| JRL Home | JRL Simple/Mobile | RSS | Newswire | Archives | JRL Newsletter | Support | About
Old Saint Basil's Cathedral in MoscowJohnson's Russia List title and scenes of Saint Petersburg
Excerpts from the JRL E-Mail Community :: Founded and Edited by David Johnson

Putin's Front Aims to Add 15% to Ruling Party's Vote in December

Prime Minister Vladimir Putin's All-Russia People's Front is seeking to raise support for his ruling party in December parliamentary elections by as much as 15 percentage points, a senior official said.

"If the front manages to achieve the task it was set up for, that is to consolidate civil society and to listen to the views of people who aren't in United Russia, the front should be able to add 12-15 percentage points to the overall vote," Mikhail Babich, deputy leader of the movement, said in an interview in Moscow yesterday.

Putin formed the nationwide coalition of supporters in May amid falling popularity of United Russia, whose rating has fallen close to 40 percent after it won almost two-thirds of the vote four years ago. The prime minister, 58, who handed the presidency in 2008 to his protege, Dmitry Medvedev, hasn't ruled out a return to the Kremlin. Widening support of the party will bolster his standing, analysts say.

Putin "is our leader, in all senses of the word, our chief ideologue and the person who enjoys the highest rating in the country and the love and respect of the people," said Babich, who is also a member of United Russia.

Falling Support

The next nationwide parliamentary vote is scheduled for Dec. 4, three months before the presidential election in March.
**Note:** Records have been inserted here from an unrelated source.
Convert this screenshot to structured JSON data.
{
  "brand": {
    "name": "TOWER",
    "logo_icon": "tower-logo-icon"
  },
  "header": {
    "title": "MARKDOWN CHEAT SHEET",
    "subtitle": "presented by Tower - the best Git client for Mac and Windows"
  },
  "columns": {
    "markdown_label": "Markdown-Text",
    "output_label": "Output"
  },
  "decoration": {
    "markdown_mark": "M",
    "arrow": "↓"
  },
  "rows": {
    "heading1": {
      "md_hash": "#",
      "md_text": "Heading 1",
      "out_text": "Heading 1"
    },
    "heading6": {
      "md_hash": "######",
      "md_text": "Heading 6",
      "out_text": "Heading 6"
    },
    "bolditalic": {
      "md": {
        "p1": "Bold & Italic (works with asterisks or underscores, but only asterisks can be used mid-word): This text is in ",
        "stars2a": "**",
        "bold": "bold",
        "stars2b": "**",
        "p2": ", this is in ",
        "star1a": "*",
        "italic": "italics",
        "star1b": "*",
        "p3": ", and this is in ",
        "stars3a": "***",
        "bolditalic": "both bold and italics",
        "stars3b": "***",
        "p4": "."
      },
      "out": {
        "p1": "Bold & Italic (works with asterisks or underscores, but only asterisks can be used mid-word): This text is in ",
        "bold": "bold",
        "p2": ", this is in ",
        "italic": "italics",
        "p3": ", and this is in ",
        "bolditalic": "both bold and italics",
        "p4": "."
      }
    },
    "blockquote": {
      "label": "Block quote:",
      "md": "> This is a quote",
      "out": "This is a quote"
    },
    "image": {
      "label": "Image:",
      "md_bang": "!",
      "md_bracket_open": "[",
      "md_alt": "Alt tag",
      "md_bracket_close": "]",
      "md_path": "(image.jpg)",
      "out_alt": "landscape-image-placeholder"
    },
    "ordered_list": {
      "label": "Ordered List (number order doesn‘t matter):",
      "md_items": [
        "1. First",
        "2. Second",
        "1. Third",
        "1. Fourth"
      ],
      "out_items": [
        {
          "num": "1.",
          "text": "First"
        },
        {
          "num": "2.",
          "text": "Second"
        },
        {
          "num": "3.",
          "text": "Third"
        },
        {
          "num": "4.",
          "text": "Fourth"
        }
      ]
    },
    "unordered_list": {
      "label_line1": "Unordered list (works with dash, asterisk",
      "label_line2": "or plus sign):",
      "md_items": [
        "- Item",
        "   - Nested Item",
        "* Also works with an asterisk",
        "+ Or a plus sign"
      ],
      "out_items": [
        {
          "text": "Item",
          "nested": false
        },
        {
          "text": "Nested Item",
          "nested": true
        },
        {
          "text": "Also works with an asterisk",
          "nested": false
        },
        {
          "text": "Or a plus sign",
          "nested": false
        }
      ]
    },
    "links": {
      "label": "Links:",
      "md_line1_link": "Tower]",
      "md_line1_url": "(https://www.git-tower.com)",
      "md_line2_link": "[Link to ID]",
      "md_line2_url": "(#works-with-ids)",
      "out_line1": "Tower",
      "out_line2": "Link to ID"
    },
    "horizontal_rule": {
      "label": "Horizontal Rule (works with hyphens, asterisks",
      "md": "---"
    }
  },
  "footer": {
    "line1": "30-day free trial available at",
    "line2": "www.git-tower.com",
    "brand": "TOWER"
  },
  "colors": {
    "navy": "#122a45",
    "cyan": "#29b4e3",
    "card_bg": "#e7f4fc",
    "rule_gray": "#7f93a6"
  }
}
Putin picked Medvedev, a 46-year-old former corporate lawyer, to replace him as president because of a constitutional ban on serving more than two consecutive terms.

While the two men have said they will decide jointly which of them will run for the Kremlin in 2012, advisers to Medvedev have urged him to seek the endorsement of United Russia to secure re-election.

Medvedev has the backing of more educated, urban voters, and "of course the president's support is important to us so that this electorate will vote for our program," said Babich.

United Russia's support fell to 41 percent last week, the Public Opinion Foundation, also known by its Russian acronym FOM, said in a report on its website yesterday. The survey was based on interviews with 3,000 people Sept. 10-11. No margin of error was given. United Russia has a two-thirds majority in the State Duma, or lower house of parliament, after receiving about 64 percent of the vote in 2007.

Medvedev's approval rating rose to 47 percent, the highest since May, the FOM survey published yesterday showed. Putin's approval was unchanged at 52 percent.

Article ©2011 BLOOMBERG L.P. ALL RIGHTS RESERVED; article also appeared at www.bloomberg.com/news/2011-09-16/putin-s-front-aims-to-add-15-to-ruling-party-s-vote-in-december.html

Russia, Government, Politics - Russian News - Russia - Johnson's Russia List

Bookmark and Share - Back to the Top -        


Bookmark and Share

- Back to the Top -        

  Follow Johnson's Russia List on Twitter Tweet